A brush spray unit from Latanick Equipment, Inc., was installed adjacent to a steel roll machine calender for finishing one side of a paperboard web. A conventional waterbox mix was applied to the web using the brush spray unit in two pound per ream increments (ream size 3000 sq. ft.), from 0 to 10 lb/ream. Calender loading was kept constant at 400 pli and the calender was operated at about 710 fpm. At an application level of about 6.6 lb/ream, micro-flooding was noted at the fluid transfer nip. Data from this trial were compared with the data from a conventional waterbox treated control. The results are shown in the following Table.
TABLE______________________________________Water Applied Caliper Taber Stiffnesslb/ream pt. MD/CD______________________________________0 15.7 144/79.72.0 15.8 150/79.34.1 15.4 150/76.96.6 15.3 142/74.58.3 15.2 141/73.69.9 15.4 146/77.6Waterbox (Control) 14.3 121/62.5______________________________________
From the data in the Table, it will be seen that the trial conditions using the brush spray device of the present invention had at least 20% higher CD (cross direction) Taber Stiffness, without any appreciable reduction in bulk (caliper), as compared with the waterbox treated control which also lost about one point of caliper. In summary, these results demonstrated the enhanced stiffness that can be achieved with reduced water application during machine calendering using the brush spray device disclosed, while retaining a substantial portion of the bulk of the web. Moreover as compared with conventional waterbox calendering, the smaller flooded nip (micro-flooded), and lower moisture application rates obtained with the brush spray device, should contribute to better production by reducing the potential for web breaks. Further, by decoupling the means for applying moisture to the web from the means for driving the calender, it is possible to achieve the most desirable density distribution within the web notwithstanding the thickness of the web.
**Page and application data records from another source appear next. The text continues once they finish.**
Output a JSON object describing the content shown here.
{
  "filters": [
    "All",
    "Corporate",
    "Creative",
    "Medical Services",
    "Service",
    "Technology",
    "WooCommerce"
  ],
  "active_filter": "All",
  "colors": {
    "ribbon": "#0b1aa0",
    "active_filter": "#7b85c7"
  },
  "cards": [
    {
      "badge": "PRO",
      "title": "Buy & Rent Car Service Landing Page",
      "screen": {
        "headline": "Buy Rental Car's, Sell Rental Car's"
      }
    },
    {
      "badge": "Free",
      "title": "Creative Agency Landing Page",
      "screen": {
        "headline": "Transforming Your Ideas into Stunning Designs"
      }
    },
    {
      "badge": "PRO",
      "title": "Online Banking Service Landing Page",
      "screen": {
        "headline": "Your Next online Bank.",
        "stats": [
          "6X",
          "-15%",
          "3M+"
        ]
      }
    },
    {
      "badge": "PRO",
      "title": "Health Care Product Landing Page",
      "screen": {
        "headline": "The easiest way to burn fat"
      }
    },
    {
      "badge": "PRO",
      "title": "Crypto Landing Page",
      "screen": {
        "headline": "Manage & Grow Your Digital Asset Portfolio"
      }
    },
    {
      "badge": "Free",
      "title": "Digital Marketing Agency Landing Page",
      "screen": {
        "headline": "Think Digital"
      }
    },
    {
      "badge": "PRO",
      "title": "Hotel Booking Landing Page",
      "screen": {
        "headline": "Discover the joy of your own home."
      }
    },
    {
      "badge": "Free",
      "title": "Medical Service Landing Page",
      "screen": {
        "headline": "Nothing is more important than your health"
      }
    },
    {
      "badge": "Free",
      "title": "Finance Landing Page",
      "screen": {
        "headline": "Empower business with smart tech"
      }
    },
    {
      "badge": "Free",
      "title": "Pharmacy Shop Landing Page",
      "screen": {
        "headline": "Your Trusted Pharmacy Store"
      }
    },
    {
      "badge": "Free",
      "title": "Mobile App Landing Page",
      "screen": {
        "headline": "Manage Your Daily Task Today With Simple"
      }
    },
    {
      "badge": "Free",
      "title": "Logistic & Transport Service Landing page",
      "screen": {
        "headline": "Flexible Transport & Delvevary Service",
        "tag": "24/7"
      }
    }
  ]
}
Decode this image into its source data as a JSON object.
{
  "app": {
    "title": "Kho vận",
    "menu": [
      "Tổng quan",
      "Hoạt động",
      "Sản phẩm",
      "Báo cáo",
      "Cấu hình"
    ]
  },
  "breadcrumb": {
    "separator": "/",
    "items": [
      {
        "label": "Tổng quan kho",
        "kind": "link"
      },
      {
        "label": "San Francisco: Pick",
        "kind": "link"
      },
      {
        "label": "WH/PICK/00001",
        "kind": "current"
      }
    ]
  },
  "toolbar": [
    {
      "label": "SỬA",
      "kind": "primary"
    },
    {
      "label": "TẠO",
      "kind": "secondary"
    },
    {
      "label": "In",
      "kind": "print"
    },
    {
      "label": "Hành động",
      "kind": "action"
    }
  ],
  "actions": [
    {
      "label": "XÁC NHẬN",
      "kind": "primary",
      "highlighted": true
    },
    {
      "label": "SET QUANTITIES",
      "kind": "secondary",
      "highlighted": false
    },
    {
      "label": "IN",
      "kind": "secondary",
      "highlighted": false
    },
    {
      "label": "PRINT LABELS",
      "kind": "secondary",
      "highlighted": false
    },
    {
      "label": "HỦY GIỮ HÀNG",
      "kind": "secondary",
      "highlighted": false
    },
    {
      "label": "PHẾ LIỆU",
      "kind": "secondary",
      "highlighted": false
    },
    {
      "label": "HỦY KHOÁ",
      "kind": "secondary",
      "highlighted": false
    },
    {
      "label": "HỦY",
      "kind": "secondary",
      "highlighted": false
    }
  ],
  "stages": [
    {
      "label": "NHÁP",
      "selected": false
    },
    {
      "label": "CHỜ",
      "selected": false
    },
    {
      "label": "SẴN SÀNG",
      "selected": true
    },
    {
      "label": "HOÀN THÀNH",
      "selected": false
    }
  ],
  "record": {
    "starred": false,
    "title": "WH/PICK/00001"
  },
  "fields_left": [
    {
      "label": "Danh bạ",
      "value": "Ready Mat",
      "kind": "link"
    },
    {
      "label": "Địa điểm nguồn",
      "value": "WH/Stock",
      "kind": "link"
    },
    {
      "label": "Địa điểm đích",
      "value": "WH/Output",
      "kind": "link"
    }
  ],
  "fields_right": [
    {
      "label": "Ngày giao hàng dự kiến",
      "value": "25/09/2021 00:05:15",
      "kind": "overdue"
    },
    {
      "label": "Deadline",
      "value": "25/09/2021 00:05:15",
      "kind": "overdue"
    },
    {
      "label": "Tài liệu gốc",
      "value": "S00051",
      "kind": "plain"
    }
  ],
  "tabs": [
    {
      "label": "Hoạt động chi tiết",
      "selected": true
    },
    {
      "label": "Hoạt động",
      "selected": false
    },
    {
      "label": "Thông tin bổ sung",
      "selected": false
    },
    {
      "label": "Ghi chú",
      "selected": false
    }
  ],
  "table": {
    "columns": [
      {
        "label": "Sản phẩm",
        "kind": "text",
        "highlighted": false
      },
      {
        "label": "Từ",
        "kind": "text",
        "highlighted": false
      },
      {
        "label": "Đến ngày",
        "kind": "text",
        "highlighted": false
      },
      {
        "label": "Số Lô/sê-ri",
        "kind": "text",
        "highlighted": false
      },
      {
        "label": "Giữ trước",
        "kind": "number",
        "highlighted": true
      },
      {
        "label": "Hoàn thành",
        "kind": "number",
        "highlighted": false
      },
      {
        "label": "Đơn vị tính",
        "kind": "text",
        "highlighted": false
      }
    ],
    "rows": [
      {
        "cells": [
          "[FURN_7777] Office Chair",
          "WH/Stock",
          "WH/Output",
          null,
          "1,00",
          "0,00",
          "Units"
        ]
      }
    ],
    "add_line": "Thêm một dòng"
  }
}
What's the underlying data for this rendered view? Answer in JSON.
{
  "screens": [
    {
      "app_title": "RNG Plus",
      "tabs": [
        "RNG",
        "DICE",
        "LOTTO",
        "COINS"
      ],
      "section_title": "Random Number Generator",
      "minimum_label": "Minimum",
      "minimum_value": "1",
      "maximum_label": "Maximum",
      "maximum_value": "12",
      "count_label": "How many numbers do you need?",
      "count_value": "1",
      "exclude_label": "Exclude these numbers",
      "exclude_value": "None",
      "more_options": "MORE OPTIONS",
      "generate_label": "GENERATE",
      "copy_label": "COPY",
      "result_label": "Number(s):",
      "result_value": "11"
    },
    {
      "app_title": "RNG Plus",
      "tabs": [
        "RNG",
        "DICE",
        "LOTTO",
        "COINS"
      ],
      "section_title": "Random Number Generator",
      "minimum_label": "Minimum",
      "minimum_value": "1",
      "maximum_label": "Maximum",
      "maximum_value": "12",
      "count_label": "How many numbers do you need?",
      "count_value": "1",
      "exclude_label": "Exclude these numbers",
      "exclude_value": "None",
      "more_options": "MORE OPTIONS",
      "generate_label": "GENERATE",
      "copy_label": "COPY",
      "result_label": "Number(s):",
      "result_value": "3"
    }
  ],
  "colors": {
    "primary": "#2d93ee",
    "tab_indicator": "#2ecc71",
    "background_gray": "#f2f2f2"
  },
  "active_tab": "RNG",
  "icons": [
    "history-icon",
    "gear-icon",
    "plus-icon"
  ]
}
In summary, the present invention comprises a method and apparatus for finishing a web of paper, paperboard or the like by controlling the application of moisture to the web so as to apply a minimum level of moisture uniformly across the surface of the width of the web independently of the speed of the calender. The process provides a density gradient in the web to achieve an I-beam effect with a highly densified surface or surfaces and a bulky interior. The result is a web that has enhanced stiffness and bulk retention. While only one embodiment of the invention has been fully disclosed and described, it will be understood by those skilled in the art that various additional modifications may be made without departing from the spirit and scope of the invention as defined in the appended claims.